The class I want to see in every MLS/MLIS program is Copyright 101. Want to be a Reference Librarian? Copyright will impact your job. Want to be an archivist and build digital collections? Copyright will impact your job. Want to be a School Library Media Specialist? Copyright will impact your job. Seeing a pattern here? Copyright touches all aspects of librarianship. It governs how we can share information. Whether it is for protecting the rights of the library or patrons, or determining how we can make our collections available, copyright knowledge can benefit all librarians.
I got a small glimpse of copyright law in my Introduction to Information Policy course and decided I needed to know more. This semester I enrolled in the Copyright Law through the FSU College of Law. Through this class I gained familiarity with both statutory law and legislative history, discussed the Georgia State case, and had class an hour after the Kirstsaeng decision dropped. No class in graduate school has better prepared me to be a librarian, and it wasn’t even a library school class!
Copyright is a legal concept that grants authors exclusive rights over their works for defined periods of time. Copyright owners have the exclusive right to copy, distribute, make derivative works, and publicly perform or display their works.
The idea of copyright has existed for hundreds of years. It has been put through multiple variations originating as a type of censorship to growing into a law meant to protect and incentivize authors and artists. Currently in the United States, we operate under the Copyright Act of 1976. The 1976 Act originally provided protection to authors for the author’s lifetime plus 50 years and 75 years for corporate authorship. In 1998, protection was extended to life plus 75 years, or 120 years after creation or 95 years after publication for works of corporate authorship.
Woah. That’s a long time. So, what are our options to legally use materials, as librarians and individuals, before copyright expires? Get permission or qualify for fair use.
Fair use is a right outlined in Section 107 of the Copyright Act of 1976. The following outlines the four factors of fair use:
- The purpose and character of the use, including whether such use is of commercial nature or is for nonprofit educational purposes
- The nature of the copyrighted work
- The amount and substantiality of the portion used in relation to the copyrighted work as a whole
- The effect of the use upon the potential market for, or value of, the copyrighted work
Now, it is important to note that just because a library is a non-profit doesn’t mean that use is automatically fair, and simply acknowledging source of the copyrighted material does not substitute for obtaining permission.
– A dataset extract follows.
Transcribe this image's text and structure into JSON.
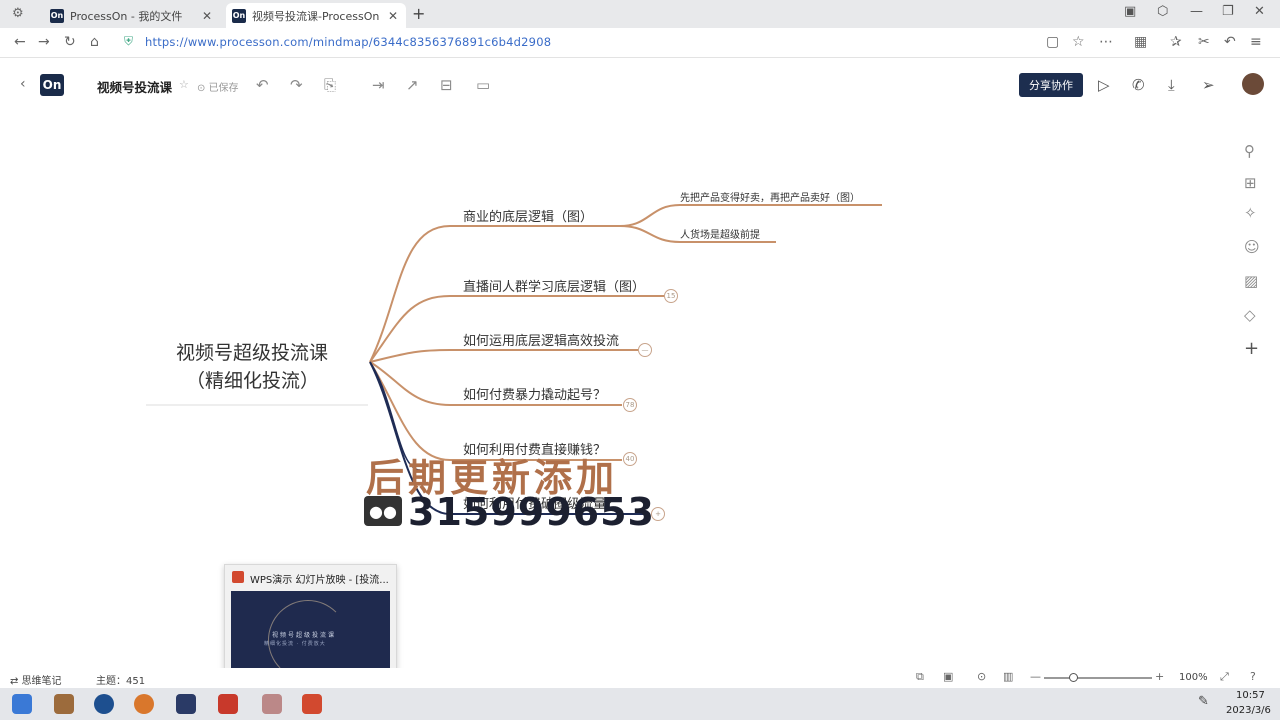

The distinction between what is fair use and what is infringement is not always be clear or easily defined. There is no specific number of words, lines, or notes that may safely be taken without permission. It can get pretty complicated. You want to be careful in order to avoid being liable for copyright infringement.
In 2008, Cambridge University Press, Oxford University press, and SAGE Publications filed suit against four officers of Georgia State University for “pervasive, flagrant and ongoing unauthorized distribution of copyrighted materials” through the library’s e-reserve system. Of the 75 cases of alledge infringement, Judge Evans held that five were infringement. The rest were fair use or the use was too minimal. A rule of thumb developed from the cast that 10% or less of a book, or a chapter, was fair use. However, the case is currently being appealed and there isn’t a standard number for fair use. This is a prime example of how copyright law can impact libraries and how important it is for librarians to have some training in the law.
Creative Commons is a nonprofit organization that enables the sharing and use of creativity and knowledge through free legal tools. Creative Commons provides easy to use copyright licenses that work alongside copyright and enable an author to modify their copyright terms to best suit their needs. These licenses allow authors to tell tell others what they are allowed and not allowed to do with their protected work. These licenses allow for the greatest legal dissemination before public domain, and are very useful for authors who want to openly share their work.
Currently, the organization provides the following six licenses:
This blog post is copyrightable. As an author, I own what I create from the moment I create it. There is no requirement to register it with the copyright office. Let’s be kind to me and say I die at the wonderful age of 100 in 2090. This means this post is protected until 2160. Normally you would need my permission use my work, but thankfully Hack Library School uses a CC BY NC SA license. This means you can use this post or any other posts on the blog in any way as long as it is for non-commercial use, you attribute the author, and share your product under the same license. Awesome, right?
Interested in learning more?
- Read the Copyright Act of 1976! It isn’t scary as it sounds and you’ll learn a lot.
- Go listen to Lawrence Lessig’s TED talk on the “Re-Examining the Remix.” Lessig is Harvard law professor and a founding board member of Creative Commons.
- Look over the basics of Copyright handout from the United States Copyright Office.
- Check out the Berkman Center for Internet and Society’s Copyright for Librarians course.
- Learn more about the Georgia State case. The GSU Law School has put together a great libguide that provides a timeline and a compilation of blogs and court opinions.
- Keep a lookout for future copyright law MOOCs. Earlier this year, Harvard offered a free online copyright law course for 500 people through edX.
Does your program teach copyright? How have you encountered copyright in your course/work/internship experiences?